Reporting of suspected adverse reactions

Reporting suspected adverse reactions after authorisation of the medicinal product is important. It allows continued monitoring of the benefit/risk balance of the medicinal product. Healthcare professionals are asked to report any suspected adverse reactions via the Yellow Card Scheme at: www.mhra.gov.uk/yellowcard or search for MHRA Yellow Card in the Google Play or Apple App Store.

4.9 Overdose

Gastrointestinal effects such as nausea, vomiting and diarrhoea may be evident and should be treated symptomatically.

Ampicillin may be removed from circulation by haemodialysis.

5. Pharmacological properties
5.1 Pharmacodynamic properties

Pharmacotherapeutic group: Penicillins with extended spectrum, ampicillin

ATC code: J01CA01
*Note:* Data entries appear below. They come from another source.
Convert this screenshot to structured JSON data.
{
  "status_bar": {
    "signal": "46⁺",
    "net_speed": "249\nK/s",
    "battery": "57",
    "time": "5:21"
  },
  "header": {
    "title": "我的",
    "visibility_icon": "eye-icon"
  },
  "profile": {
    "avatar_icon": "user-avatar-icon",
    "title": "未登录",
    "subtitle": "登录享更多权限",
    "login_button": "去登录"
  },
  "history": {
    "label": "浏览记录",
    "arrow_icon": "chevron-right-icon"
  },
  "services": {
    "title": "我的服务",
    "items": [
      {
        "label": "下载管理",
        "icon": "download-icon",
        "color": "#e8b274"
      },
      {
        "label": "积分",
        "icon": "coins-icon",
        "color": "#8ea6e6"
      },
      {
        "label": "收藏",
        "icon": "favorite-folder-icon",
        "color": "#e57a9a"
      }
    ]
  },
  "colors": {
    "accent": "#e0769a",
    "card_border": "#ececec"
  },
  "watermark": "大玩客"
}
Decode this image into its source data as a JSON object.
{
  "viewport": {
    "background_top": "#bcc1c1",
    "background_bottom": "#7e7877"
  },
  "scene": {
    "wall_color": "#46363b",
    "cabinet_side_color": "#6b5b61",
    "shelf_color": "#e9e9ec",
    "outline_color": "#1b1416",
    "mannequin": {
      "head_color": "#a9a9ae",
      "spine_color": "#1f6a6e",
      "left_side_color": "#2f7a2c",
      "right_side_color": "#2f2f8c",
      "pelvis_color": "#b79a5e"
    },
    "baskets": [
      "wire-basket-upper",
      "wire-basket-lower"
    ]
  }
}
Ampicillin is a broad spectrum penicillin, indicated for the treatment of a wide range of bacterial infections caused by ampicillin sensitive organisms.
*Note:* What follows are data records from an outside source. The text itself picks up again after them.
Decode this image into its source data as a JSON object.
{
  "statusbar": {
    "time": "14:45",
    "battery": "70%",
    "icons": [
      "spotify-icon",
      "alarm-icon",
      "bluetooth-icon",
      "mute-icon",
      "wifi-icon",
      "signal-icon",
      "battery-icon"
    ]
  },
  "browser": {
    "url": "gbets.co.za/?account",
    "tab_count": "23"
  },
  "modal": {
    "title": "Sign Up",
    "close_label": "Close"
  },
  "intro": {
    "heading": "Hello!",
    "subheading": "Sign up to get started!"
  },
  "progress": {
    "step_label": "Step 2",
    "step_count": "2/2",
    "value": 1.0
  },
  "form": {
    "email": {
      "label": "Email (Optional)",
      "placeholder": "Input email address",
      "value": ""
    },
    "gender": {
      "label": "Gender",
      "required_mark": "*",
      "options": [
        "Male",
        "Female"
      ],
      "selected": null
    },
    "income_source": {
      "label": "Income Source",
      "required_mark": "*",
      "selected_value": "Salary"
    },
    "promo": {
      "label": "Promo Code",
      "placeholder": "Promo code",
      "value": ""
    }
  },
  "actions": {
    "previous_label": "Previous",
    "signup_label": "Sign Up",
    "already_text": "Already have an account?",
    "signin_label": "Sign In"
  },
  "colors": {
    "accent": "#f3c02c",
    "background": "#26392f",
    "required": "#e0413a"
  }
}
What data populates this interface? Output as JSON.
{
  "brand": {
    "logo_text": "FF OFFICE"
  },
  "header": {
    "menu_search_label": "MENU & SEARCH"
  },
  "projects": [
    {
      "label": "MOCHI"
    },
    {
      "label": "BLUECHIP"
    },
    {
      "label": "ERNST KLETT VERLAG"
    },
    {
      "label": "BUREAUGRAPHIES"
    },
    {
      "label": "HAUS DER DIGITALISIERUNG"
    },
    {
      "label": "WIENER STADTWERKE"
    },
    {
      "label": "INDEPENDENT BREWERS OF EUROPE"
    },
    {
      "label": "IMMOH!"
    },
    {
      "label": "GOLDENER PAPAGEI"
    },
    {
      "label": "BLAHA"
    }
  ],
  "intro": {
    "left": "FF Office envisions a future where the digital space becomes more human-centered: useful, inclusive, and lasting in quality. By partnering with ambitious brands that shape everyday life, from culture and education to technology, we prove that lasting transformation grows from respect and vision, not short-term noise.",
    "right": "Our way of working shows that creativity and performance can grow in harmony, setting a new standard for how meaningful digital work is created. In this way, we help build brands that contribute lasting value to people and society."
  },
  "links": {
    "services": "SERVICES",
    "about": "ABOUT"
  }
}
5.2 Pharmacokinetic properties

Ampicillin is excreted mainly in the bile and urine with a plasma half life of 1 – 2 hours.

5.3 Preclinical safety data

No further information of relevance.

6. Pharmaceutical particulars
6.1 List of excipients

None.

6.2 Incompatibilities

In the absence of compatibility studies, this medicinal product must not be mixed with blood products or other proteinaceous fluids (e.g. protein hydrolysates) or with intravenous lipid emulsions.

6.3 Shelf life

3 years

Shelf-life after preparation of the reconstituted solution

From a microbiological point of view, the product should be used immediately. If not used immediately, in-use storage conditions and conditions prior to use are the responsibility of the user and would normally not be longer than 24 hours at 2°C -8°C.

The stability of Ampicillin is improved in dilute solutions such as those commonly prepared for intravenous infusion and the drug can be added to most intravenous fluids. Preparation of Ampicillin infusion solutions must be carried out under appropriate aseptic conditions if these extended storage periods are required.

6.4 Special precautions for storage

Do not store above 25°C.

For storage conditions after reconstitution of the medicinal product, see section 6.3.

6.5 Nature and contents of container

15 ml vial (colourless type II glass) with grey bromobutyl rubber stopper and aluminium cap with polypropylene cover.

Pack size: 10 vials.

6.6 Special precautions for disposal and other handling

Ampicillin vials are not suitable for multidose use.

Any unused medicinal product or waste material should be disposed of in accordance with local requirements.

Intravenous fluids

Sodium chloride 0.9% with glucose 5% (dextrose saline), 5% glucose, 10% dextran 40 in 5% glucose

M/6 sodium lactate, 1.4% sodium bicarbonate, 10% dextran 40 in normal saline water for injections, sodium chloride 0.9% (normal saline), Ringer's solution

Ampicillin has been shown to be compatible with heparin sodium in intravenous infusions and these agents may be administered concurrently in normal saline.

If Ampicillin is prescribed concurrently with an aminoglycoside, the antibiotics should not be mixed in the syringe, intravenous fluid container or giving set because loss of activity of the aminoglycoside can occur under these conditions.

7. Marketing authorisation holder

Chemidex Pharma Limited

T/s Essential Generics, Chemidex Generics

Chemidex House,

Egham Business Village,

Crabtree Road,

Egham,

Surrey,

TW20 8RB

8. Marketing authorisation number(s)

PL 17736/0070

9. Date of first authorisation/renewal of the authorisation

25 February 2005

10. Date of revision of the text

08/11/2018